Lessons: Intermediate

Building on upon our foundation these lessons introduce topics like concurrency, error handling, and interoperability.

Creating custom Mix tasks for your Elixir projects.

One of the added benefits to building on top of the Erlang VM (BEAM) is the plethora of existing libraries available to us. Interoperability allows us to leverage those libraries and the Erlang standard lib from our Elixir code. In this lesson we’ll look at how to access functionality in the standard lib along with third-party Erlang packages.

Although more common to return the {:error, reason} tuple, Elixir supports exceptions and in this lesson we’ll look at how to handle errors and the different mechanisms available to us.

In general the convention in Elixir is to create a function (example/1) which returns {:ok, result} and {:error, reason} and a separate function (example!/1) that returns the unwrapped result or raises an error.

This lesson will focus on interacting with the latter.

To build executables in Elixir we will be using escript. Escript produces an executable that can be run on any system with Erlang installed.

One of the selling points of Elixir is its support for concurrency. Thanks to the Erlang VM (BEAM), concurrency in Elixir is easier than expected. The concurrency model relies on Actors, a contained process that communicates with other processes through message passing.
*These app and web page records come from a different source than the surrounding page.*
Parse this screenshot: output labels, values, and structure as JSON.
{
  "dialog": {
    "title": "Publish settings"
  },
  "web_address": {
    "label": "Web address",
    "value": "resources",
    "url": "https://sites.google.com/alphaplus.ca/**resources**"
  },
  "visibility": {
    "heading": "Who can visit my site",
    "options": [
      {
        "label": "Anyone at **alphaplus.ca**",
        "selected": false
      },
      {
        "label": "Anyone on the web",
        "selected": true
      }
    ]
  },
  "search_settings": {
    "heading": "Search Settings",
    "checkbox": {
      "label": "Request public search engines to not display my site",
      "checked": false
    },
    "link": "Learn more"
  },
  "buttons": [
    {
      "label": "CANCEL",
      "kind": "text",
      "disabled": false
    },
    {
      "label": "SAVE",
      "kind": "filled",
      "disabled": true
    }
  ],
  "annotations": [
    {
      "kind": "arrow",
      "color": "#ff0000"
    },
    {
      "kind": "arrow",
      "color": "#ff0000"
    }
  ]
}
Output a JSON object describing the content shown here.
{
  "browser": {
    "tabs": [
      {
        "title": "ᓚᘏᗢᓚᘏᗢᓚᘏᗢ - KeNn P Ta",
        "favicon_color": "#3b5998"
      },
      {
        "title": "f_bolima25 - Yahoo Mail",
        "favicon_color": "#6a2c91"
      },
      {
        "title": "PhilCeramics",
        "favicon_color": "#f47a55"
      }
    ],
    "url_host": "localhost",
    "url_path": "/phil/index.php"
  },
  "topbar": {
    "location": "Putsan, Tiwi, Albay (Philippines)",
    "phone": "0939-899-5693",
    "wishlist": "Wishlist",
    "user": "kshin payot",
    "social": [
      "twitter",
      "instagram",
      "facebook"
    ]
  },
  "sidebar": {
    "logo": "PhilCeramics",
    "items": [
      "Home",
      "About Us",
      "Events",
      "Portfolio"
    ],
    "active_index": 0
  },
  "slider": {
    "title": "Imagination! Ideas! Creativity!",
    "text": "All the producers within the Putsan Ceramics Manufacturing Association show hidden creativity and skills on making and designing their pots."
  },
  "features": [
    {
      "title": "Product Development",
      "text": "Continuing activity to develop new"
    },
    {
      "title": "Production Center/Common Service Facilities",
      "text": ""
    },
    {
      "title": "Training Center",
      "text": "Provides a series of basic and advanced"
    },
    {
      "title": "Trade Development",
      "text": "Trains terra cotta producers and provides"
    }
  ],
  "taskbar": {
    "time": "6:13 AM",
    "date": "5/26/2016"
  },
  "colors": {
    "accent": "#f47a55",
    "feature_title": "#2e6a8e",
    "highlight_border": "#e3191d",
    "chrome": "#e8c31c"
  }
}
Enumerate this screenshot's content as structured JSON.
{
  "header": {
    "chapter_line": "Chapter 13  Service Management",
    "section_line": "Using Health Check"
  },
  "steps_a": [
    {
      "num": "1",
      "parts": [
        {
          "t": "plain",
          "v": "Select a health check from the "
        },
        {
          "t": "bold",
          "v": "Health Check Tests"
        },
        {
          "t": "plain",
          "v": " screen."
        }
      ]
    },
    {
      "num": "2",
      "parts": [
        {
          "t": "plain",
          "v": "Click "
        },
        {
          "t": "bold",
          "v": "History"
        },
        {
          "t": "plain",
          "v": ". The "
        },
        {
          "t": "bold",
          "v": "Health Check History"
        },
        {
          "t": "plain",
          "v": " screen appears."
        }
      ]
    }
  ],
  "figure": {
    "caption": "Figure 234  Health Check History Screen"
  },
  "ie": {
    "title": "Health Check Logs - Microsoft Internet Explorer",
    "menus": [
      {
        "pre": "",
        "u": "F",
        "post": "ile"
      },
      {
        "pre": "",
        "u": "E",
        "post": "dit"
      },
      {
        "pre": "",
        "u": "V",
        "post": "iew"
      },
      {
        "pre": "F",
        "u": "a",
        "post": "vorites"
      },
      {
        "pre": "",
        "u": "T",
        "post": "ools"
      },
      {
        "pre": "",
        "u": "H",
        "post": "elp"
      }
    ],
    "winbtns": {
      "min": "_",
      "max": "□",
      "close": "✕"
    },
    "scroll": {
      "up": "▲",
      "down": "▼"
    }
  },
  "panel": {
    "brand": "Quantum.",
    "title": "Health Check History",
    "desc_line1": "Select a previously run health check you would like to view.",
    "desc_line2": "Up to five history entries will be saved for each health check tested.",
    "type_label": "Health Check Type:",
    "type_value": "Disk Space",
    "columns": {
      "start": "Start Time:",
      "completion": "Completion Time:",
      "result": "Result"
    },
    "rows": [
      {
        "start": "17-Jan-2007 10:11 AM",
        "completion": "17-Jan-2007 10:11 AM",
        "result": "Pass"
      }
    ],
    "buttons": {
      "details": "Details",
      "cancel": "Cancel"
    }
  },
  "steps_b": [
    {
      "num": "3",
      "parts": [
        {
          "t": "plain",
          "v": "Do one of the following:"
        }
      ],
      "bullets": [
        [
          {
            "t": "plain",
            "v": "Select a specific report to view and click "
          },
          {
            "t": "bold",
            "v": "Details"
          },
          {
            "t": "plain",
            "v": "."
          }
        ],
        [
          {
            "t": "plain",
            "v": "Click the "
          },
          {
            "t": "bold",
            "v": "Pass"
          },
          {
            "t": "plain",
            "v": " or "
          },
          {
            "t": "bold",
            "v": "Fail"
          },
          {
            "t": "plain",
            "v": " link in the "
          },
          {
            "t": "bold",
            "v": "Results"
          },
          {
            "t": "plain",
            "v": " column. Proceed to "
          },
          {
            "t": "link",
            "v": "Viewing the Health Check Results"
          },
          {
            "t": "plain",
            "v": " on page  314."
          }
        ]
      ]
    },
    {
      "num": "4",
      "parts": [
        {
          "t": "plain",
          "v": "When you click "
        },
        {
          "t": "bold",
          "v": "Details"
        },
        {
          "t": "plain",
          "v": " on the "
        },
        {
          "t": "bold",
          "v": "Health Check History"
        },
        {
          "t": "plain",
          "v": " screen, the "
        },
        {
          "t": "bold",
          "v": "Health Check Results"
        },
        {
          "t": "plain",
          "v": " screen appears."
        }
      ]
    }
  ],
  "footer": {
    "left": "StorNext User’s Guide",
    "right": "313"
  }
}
In this lesson we’ll look at the concurrency modules that ship with Elixir. In the following chapter we cover the OTP behaviors that implement them.